> [WHAT THE TASK REQUIRES]:
Your reply should be only the number of lines in the records that contain the word "title".

:: SUPPLIED DATA ::

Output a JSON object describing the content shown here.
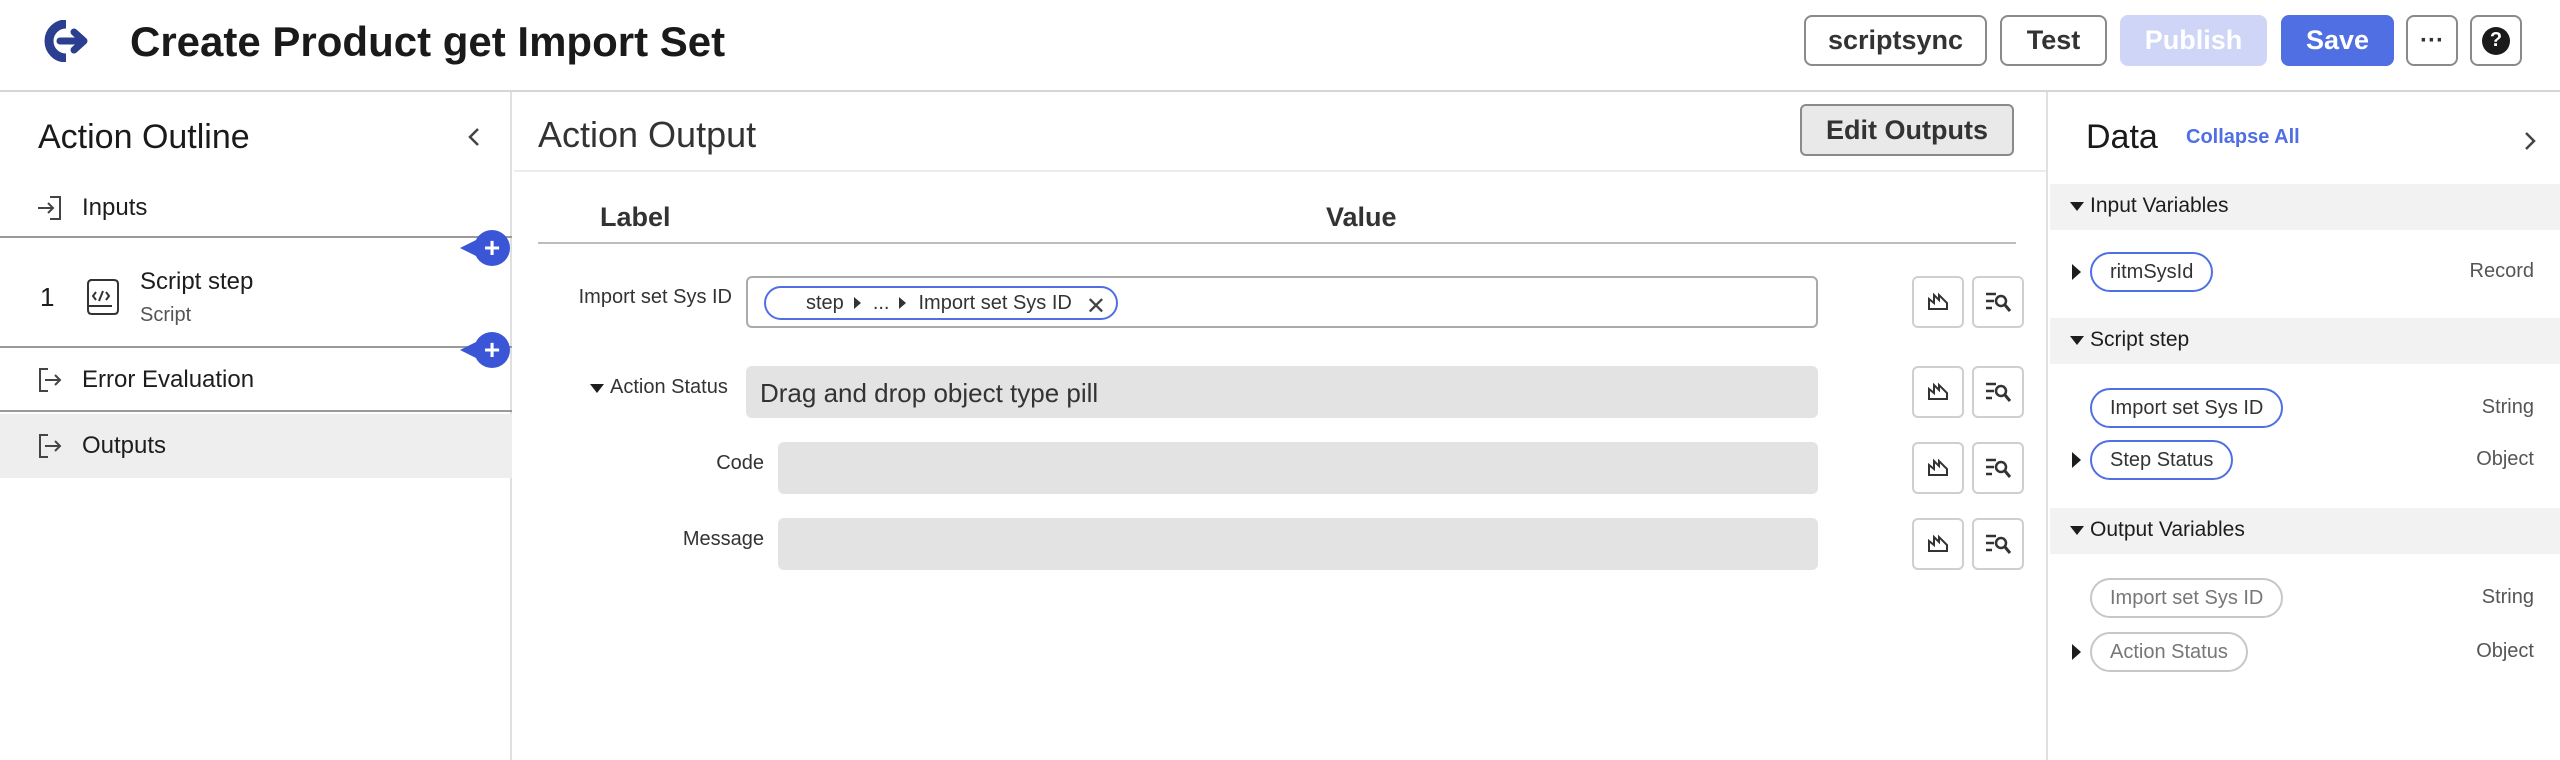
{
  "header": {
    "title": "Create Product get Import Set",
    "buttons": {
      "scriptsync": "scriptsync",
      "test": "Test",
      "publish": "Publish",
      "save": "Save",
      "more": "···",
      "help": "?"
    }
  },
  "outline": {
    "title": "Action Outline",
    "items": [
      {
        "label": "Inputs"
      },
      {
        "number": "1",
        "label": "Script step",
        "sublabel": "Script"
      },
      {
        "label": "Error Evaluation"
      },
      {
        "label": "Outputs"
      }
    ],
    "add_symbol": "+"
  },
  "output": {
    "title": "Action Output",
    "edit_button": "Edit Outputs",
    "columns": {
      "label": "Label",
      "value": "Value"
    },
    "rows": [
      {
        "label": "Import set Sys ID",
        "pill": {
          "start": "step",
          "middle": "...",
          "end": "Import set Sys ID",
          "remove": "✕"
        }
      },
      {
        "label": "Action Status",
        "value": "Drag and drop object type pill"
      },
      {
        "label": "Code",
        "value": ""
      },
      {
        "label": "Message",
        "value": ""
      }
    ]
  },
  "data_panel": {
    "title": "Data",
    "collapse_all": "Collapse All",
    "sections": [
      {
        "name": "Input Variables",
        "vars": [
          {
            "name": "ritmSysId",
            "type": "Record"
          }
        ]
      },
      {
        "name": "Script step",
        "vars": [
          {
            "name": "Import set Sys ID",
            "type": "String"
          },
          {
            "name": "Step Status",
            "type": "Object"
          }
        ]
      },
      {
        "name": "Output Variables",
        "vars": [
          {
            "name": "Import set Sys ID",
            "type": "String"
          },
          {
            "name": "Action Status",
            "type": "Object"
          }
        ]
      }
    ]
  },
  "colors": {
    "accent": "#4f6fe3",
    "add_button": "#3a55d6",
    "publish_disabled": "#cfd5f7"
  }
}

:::
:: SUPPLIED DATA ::

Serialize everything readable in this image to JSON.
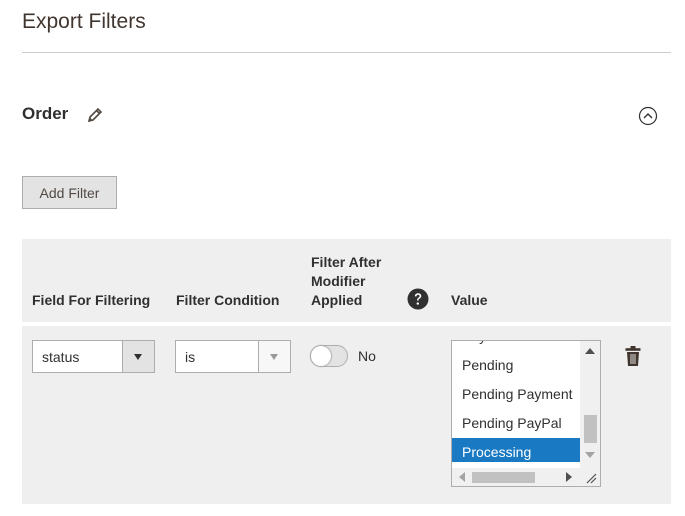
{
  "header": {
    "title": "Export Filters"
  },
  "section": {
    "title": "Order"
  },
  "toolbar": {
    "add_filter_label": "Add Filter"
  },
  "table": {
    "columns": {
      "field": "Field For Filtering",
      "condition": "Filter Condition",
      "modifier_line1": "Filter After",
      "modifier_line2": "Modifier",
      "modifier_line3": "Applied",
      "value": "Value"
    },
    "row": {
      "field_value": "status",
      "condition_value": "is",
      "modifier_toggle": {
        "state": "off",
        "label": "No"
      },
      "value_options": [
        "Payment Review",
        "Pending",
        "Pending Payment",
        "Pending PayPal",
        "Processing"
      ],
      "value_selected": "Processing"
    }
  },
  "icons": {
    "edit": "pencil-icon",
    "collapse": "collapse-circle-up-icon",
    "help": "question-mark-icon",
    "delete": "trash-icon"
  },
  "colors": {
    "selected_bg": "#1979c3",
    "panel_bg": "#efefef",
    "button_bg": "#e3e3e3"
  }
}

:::

> [EXERCISE RESPONSE]:
6